Pick out every line of the entries below where "Solutions" occurs, and copy those lines.
GIVEN RECORDS below:
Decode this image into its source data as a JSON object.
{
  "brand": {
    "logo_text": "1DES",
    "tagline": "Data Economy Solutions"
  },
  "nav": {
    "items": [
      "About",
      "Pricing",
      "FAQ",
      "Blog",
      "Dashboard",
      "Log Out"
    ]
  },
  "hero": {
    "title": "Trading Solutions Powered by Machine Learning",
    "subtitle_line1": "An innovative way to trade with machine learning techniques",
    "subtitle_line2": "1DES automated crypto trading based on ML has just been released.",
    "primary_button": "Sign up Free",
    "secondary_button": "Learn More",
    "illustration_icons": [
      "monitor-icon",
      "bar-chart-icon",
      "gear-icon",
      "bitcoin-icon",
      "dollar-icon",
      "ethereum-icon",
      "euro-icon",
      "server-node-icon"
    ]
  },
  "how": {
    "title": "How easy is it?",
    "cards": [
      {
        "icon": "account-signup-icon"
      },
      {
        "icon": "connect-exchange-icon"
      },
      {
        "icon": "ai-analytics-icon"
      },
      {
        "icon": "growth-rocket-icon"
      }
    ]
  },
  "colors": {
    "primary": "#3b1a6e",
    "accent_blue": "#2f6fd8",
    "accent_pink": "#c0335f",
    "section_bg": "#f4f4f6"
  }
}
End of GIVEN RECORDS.
**SOLUTION:**
    "tagline": "Data Economy Solutions"
    "title": "Trading Solutions Powered by Machine Learning",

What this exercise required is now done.